On my last 10-hour road trip, I left Ladybug with her dad, and so I had some extra time to think (other than “Oh please go to sleep…” “Oh please don’t wake up yet!” With something in my brain unplugged, I had a moment of clarity on my Steel-Toed Blues project–the sort of moment that will help me get over the current block and get to writing the rest of what has become a monstrous undertaking.
When I started writing in November 2013, I was so absolutely sure that I would be able to sail through as a panther, that I didn’t even sketch out a story arc. What with my return from Kuwait and the transition to what would be my last unit on active duty, I sputtered out at barely 30 thousand words. Possibly less.
In the year and a half since, I’ve put down another 10K or so words.
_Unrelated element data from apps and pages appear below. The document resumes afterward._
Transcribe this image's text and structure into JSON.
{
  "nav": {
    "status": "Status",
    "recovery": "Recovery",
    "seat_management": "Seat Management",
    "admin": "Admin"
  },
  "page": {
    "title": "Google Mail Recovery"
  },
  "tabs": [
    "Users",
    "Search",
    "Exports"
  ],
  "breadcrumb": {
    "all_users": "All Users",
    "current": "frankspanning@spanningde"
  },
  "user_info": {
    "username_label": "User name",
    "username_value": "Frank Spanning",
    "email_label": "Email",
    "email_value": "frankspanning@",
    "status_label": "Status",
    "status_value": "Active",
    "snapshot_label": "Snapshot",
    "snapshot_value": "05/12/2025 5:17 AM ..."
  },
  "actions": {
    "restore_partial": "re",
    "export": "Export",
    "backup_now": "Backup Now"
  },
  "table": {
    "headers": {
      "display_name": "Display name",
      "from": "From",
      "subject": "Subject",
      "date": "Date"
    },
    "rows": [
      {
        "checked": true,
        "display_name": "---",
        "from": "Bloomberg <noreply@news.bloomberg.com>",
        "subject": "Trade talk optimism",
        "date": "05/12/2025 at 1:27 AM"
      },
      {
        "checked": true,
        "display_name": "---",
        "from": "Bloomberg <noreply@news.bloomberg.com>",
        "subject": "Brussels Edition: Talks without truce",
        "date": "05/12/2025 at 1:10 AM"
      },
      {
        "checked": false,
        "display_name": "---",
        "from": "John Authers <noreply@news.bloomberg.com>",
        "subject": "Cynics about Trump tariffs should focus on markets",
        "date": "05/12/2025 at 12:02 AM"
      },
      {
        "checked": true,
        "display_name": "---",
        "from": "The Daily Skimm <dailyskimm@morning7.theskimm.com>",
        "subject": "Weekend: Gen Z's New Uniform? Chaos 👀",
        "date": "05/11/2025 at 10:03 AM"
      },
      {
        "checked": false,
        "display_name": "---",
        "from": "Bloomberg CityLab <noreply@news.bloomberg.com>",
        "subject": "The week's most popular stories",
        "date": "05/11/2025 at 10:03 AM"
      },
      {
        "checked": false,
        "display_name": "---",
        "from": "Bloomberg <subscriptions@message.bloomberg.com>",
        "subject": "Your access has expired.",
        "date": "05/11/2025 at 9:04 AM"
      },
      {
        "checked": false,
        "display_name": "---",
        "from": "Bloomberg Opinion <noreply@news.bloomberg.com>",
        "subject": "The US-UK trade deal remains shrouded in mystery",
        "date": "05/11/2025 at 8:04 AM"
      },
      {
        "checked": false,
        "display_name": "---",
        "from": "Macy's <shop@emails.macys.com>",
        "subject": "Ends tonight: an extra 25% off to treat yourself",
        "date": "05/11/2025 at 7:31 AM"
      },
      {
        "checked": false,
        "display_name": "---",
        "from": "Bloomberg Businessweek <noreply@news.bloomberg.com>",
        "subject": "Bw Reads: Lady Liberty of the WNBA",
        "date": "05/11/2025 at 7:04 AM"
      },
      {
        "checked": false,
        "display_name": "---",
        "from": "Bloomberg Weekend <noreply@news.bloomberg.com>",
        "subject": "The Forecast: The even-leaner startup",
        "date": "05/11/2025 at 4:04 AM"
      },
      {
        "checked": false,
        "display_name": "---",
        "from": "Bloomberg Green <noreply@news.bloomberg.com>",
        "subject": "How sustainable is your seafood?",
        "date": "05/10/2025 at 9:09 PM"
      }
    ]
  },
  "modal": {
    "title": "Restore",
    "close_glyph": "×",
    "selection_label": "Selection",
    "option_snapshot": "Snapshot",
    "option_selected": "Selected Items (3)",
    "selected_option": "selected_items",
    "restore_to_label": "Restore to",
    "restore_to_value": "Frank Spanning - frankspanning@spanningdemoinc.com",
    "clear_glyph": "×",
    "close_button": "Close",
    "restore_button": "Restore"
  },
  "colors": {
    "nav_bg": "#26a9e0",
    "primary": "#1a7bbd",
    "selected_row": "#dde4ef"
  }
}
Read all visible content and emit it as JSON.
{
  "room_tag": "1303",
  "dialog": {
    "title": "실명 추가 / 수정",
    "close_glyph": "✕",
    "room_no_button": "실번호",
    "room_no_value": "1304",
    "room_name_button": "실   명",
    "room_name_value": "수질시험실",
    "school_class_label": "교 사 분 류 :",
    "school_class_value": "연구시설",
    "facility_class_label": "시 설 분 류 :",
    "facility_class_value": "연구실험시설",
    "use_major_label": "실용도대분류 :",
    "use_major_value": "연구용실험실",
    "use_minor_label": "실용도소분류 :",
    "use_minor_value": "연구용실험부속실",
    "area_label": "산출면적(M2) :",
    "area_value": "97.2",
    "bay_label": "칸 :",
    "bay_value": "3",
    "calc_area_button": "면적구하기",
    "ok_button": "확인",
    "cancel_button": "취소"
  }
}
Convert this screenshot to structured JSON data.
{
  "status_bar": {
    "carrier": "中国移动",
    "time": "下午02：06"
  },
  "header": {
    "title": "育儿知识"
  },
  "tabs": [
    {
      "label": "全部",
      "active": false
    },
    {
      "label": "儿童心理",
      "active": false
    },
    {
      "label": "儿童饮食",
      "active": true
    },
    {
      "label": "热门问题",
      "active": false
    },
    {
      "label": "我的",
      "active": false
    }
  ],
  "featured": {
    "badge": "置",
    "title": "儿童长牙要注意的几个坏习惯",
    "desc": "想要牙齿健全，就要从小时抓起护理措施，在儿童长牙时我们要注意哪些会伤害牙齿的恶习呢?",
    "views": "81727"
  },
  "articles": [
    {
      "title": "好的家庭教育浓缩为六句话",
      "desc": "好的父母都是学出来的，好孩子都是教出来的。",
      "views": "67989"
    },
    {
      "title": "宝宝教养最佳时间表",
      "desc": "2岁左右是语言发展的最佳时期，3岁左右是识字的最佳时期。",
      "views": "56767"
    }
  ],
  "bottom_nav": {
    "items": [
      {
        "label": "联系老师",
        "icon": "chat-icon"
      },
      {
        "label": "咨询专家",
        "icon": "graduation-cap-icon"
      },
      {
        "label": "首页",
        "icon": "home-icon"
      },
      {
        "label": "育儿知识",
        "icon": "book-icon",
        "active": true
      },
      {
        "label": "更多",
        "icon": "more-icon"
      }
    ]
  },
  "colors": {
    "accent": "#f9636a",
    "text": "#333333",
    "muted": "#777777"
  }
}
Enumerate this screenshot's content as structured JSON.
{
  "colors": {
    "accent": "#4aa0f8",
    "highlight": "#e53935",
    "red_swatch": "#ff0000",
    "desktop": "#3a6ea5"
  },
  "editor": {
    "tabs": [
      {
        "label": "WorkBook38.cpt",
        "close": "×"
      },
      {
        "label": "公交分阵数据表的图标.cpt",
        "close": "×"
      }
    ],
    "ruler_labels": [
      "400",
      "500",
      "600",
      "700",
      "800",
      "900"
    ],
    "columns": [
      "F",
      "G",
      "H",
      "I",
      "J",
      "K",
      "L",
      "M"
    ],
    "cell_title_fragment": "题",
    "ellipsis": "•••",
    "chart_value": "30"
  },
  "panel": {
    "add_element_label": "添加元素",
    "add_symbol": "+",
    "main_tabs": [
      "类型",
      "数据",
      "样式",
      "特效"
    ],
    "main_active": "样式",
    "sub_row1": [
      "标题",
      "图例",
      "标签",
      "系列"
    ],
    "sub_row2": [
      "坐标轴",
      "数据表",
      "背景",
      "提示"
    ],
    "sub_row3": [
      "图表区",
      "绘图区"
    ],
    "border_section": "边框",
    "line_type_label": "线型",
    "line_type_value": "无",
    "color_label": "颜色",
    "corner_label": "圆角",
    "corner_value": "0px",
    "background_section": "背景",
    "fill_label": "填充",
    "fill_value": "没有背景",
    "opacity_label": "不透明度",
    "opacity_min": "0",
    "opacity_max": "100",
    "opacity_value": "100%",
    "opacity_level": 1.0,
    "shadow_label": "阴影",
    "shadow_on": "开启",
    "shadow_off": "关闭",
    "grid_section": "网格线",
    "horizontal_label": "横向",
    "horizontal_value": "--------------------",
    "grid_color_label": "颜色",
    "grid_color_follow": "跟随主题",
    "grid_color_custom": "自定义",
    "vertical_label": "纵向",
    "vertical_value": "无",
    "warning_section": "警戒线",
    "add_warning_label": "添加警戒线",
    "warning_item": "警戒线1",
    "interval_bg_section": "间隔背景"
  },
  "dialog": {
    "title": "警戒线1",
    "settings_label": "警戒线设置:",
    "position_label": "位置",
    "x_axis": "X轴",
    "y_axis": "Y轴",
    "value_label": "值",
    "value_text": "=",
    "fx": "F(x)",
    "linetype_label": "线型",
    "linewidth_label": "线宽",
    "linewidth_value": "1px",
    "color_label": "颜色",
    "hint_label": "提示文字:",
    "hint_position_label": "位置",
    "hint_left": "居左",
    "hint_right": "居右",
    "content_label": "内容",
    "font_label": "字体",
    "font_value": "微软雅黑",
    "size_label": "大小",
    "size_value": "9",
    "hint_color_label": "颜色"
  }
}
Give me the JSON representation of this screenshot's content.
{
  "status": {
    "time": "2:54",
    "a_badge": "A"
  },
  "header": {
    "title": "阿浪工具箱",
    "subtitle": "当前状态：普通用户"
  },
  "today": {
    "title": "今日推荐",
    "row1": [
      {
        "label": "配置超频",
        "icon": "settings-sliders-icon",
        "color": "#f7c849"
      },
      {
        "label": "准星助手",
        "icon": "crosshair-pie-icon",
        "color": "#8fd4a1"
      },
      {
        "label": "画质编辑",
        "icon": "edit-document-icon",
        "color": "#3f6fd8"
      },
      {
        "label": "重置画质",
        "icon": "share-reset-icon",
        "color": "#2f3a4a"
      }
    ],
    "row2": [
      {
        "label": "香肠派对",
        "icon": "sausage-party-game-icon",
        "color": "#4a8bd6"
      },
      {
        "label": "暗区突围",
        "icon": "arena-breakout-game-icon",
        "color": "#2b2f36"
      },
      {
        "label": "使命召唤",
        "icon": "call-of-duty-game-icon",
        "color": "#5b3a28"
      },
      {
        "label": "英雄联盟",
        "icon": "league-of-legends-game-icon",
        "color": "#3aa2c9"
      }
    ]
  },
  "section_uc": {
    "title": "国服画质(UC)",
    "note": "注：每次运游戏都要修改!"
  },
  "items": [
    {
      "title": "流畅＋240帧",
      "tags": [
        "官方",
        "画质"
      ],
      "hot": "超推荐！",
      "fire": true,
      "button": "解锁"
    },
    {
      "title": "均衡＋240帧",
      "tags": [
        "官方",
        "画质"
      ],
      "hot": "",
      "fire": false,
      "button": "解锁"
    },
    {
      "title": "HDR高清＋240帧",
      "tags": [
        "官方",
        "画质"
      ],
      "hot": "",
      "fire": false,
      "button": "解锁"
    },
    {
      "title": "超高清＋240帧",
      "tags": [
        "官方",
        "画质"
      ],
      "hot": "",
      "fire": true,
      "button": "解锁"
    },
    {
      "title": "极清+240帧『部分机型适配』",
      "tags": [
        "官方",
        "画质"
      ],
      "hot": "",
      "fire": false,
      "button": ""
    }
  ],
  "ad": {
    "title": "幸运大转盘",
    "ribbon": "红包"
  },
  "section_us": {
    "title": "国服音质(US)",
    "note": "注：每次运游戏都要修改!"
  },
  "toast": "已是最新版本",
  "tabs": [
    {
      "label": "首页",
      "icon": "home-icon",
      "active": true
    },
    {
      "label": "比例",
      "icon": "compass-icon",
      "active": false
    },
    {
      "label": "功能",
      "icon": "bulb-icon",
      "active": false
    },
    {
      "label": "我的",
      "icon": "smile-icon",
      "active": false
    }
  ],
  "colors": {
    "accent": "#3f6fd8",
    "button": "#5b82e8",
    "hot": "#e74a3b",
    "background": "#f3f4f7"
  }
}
Enough so that my goal of 65K is in sight. But it’s amazing how little time since then I’ve had to just sit and let my mind wander. Which is when, apparently, the ideas come.
This afternoon, we were burning some scrap wood in the fire pit. I stayed to keep the fire going, and found myself on the upper porch without my phone, a book, or anything to keep my attention, just the flames to watch. I didn’t have any of the gap-crossing epiphanies like on the road trip. But I came back inside with my mind refreshed, empty, ready to start back up on my projects.
For the next couple of weeks, I’ve signed Ladybug up for some day care, with the intention of dropping her off, and stopping by the library for a few hours to get some writing done, whether on a paying project or STB. Let’s see how the old creative brain reacts to some quiet, blank time and opportunity.